Basic information about various hobby and craft topics.

Thursday, October 19, 2006

Steps In Building A Plastic Model Kit

Model Building Hobby Knife

Building plastic models is a fascinating hobby in which you will find just about any model classification to suit your interests. There are many types of models from which to choose - cars, boats, airplanes, to mention just a few.

Whatever model you choose to build, the basic steps to successfully construct it are the same. Master the steps, and anyone can build really nice models.

The first step is - and get ready for this - Read The Instructions! Make sure you understand what's involved before you start building. Assemble the tools and supplies you will need to complete the model. Some items needed for successful assembly - paint, model glue, hobby knife, tweezers, toothpicks, sprue or fingernail clippers, building board, wax paper, paper towels, paintbrush, and paint thinner. Choose a work area out of the way of other activities. The model will require a little time to build, and you don't want it in the way of other activities. Alternatively, assemble on a building board which can be moved under a bed or other storage area between building sessions.

Open the parts bags, and carefully spread them out on a flat surface near your work area - do not cut any parts from sprues at this time! The sprue many times has identifying numbers on it to help you identify the part. Using the parts list included in the instructions, find and identify each part. If any are missing, call the manufacturer. Information you will need is the model number and part number. The model number can be found on the side of the box, and the part number is found on the plans. Most model manufacturers have 800 numbers listed in the plans to call for missing parts. The part will be shipped to you free, but may take a couple of weeks.

Now, carefully wash the model in warm water in which a small amount of dish soap has been dissolved. This is to remove the mold release manufacturers use to pop the model parts from the mold during the manufacturing process. If it's not removed, paint and glue may not adhere properly to the model. Rinse and allow the parts to air dry or dry with a hair dryer set on LOW if you want to begin work immediately.

If you are going to paint the model, now is the time to decide which parts to paint before assembly, and which parts should be assembled first, and then painted. Study the instructions to help with this step. A good rule of thumb is - small parts are usually best painted on the sprue, and larger parts and body parts are best painted after assembly. Most models are easier to build if they are built and painted in steps. Motors and other small assemblies should be assembled and painted, then installed in the model frame. The model body is assembled, painted and the smaller parts added. Think of the completed model as a series of small models which must be painted and assembled first. These smaller models are then used to construct the larger, finished model.

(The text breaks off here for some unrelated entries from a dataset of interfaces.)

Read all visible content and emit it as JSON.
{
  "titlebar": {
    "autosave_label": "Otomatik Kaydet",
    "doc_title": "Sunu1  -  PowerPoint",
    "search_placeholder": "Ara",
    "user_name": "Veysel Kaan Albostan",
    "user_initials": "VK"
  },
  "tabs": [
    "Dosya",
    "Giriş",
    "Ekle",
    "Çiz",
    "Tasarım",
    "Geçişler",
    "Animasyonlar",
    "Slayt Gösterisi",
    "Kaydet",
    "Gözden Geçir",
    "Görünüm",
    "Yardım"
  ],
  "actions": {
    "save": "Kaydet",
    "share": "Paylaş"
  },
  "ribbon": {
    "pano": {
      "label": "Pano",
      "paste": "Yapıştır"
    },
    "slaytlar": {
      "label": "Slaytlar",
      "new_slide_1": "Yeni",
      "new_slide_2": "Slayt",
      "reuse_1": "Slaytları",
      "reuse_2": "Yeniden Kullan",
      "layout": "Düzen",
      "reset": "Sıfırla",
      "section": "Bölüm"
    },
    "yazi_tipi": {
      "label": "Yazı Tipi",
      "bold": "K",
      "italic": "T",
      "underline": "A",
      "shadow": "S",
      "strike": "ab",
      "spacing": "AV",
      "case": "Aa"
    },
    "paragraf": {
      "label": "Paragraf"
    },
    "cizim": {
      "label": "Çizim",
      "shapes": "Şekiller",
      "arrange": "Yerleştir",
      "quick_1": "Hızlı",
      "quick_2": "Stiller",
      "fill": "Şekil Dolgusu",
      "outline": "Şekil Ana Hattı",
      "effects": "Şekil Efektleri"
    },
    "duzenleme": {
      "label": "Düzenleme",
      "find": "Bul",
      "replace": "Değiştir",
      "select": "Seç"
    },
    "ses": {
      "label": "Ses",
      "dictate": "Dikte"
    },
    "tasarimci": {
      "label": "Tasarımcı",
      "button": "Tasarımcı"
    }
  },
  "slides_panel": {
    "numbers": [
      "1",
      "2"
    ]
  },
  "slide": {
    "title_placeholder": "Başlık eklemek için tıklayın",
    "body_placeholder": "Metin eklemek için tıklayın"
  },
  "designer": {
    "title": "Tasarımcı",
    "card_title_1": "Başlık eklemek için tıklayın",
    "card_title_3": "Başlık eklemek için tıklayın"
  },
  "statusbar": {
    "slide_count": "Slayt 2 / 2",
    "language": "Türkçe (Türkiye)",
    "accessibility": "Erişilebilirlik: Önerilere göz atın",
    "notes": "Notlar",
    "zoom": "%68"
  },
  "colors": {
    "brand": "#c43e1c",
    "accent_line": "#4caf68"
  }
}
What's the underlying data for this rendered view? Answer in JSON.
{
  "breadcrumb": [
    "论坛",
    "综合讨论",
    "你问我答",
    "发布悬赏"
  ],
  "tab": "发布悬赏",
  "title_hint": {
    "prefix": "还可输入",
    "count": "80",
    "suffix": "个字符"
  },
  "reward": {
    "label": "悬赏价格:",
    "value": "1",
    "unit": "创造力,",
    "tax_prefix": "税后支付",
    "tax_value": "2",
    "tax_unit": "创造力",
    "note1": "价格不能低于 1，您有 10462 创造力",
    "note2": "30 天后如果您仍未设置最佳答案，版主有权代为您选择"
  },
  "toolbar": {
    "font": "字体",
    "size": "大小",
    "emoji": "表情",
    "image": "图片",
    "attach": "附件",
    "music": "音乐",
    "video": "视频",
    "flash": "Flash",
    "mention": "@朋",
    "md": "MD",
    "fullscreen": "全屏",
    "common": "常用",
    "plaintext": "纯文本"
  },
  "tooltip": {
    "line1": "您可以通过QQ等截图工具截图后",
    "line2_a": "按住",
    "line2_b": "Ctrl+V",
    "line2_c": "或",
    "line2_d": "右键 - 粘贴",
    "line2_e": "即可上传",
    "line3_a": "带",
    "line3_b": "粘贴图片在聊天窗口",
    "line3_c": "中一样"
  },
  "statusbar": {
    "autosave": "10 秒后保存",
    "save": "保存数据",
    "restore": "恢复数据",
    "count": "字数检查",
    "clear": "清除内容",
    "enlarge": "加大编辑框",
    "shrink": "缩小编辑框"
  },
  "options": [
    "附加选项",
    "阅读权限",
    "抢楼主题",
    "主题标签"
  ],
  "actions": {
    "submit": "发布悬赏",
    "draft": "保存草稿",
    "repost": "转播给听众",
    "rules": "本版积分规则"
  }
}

Once the plastic model is completed, the decals are applied. Cut them singly from the sheet and apply where the instructions depict. A drop of water placed on the model before the decal is placed will make it easier to move the decal into final position.

It's important to use the proper materials when painting and gluing the model. Model paints are formulated for plastic models. The pigments in these paints are also ground extremely fine, to give them scale thickness. Other paints will cause the model to be out of scale, or worse, possibly 'melt' the plastic because the solvents in it are not compatible with the plastic.

Model cements are best to use, because they will melt the plastic together, creating a stronger bond. Model cements are available in an odor free, non-toxic formula for younger children.

Tools are just as important in model building as they are in any other endeavor. Use a hobby knife, fingernail clipper, or sprue cutter to cut parts from sprue - don't just tear them off. A neat cut will be achieved with one of these tools. Test all parts before assembly - trim flash and shave parts carefully as needed to ensure a perfect fit. Spread glue on parts with a paintbrush, or toothpick for an even coat. Use glue sparingly to cut down on sanding after assembly and before painting.

Now it's time to display the completed model! Car models may be displayed in clear acrylic model cases. These protect the model from dust and inquisitive fingers. The cases stack for easy storage. Airplane models may be hung from the ceiling in realistic dives, or placed on the display stands which come with many of them. Boat models frequently are too big for display cases, but usually come with their own display stands. All plastic models may be displayed in a diorama. This is a scene constructed specifically for the model, to place it in a realistic setting. Back to Building Plastic Model Kits

1 comment:

Oscar said...

I invite you to visit my web site about the art of building plastic model airplanes: